Last night I finally got around to watching Koyaanisqatsi, Godfrey Reggio’s classic collaboration with the master of the recursive composition, Philip Glass. It is the first part of a trilogy, with Powaqqatsi and Naqoyqatsi succeeding.

Koyaanisqatsi is a Hopi Indian word that means (in one translation) “Life Out of Balance”. The central message of the film is fairly simplistic – nature is wondrous and man is destructive – but even the depictions of destruction display a certain beauty and nobility.

What makes it such a classic (and a film I would wholeheartedly recommend) is the cumulative effect that the time-lapse, slow motion and recursive/minimalist soundtrack have on the senses. One can become hypnotised by things we didn’t realise existed. Some of the iconic shots sound simplistic (and stock footage is heavily used) but the excellence is in the execution (as Bret Hart used to say)

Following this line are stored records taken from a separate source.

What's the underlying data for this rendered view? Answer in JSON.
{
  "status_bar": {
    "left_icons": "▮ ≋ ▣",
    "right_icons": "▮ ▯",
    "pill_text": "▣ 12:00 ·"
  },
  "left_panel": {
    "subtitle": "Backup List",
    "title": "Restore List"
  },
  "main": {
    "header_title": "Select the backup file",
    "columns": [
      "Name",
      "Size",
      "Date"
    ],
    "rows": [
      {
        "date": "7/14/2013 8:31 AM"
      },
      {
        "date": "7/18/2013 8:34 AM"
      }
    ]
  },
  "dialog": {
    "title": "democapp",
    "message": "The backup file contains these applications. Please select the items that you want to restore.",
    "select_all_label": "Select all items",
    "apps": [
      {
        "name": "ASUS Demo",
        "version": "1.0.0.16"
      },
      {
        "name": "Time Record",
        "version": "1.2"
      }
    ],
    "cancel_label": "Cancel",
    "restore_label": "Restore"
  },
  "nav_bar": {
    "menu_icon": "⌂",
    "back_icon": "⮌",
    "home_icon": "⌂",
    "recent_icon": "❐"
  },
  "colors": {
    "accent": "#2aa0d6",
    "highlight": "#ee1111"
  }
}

  • Cloud movement sped up to resemble waves
  • An atomic bomb exploding in slow motion
  • Video still-life portraits
  • The moon passing behind a skyscraper
  • Nighttime traffic sped up to resemble waves of electricity
  • Flaming debris from the Atlas Rocket circling in the sky

The techniques utilised have been transferred to the world of advertising to great effect. Three examples from music, video games and consumer goods are:

GTA: IV

Ray of Light by Madonna

Dove’s Onslaught


Watching the film has re-iterated a very simple instruction that I try to follow, but invariably don’t.

Look around.

Rather than walk around London with my head down and earphones in, look up. Stop from time to time. Observe. That way I will see something I have never previously noticed.

New observations lead to new ideas. These don’t have to be revolutionary. They do need to display understanding and insight. That requires attention.

One section (movement?) of Koyaanisqatsi focuses on the everyday urban life. Yet it finds beauty through a whole new perspective.

Yesterday, Dave Trott wrote about radical common sense – creative but simple ideas.

Dirt is Gooddespite a backlash – is often held up as a good example of a straightforward yet revolutionary insight.

Ethnography and anthropology are increasingly being used in research to great effect. Just seeing how people live and operate can make a huge difference. Grant McCracken and Jan Chipchase both produce fascinating essays and insights in their respective fields, to give just two examples.

Whether it is swimming in data or sitting in the village of Nyamikamba (as Stuart did recently), there is always a new observation to be found.

We just have to look for it.

sk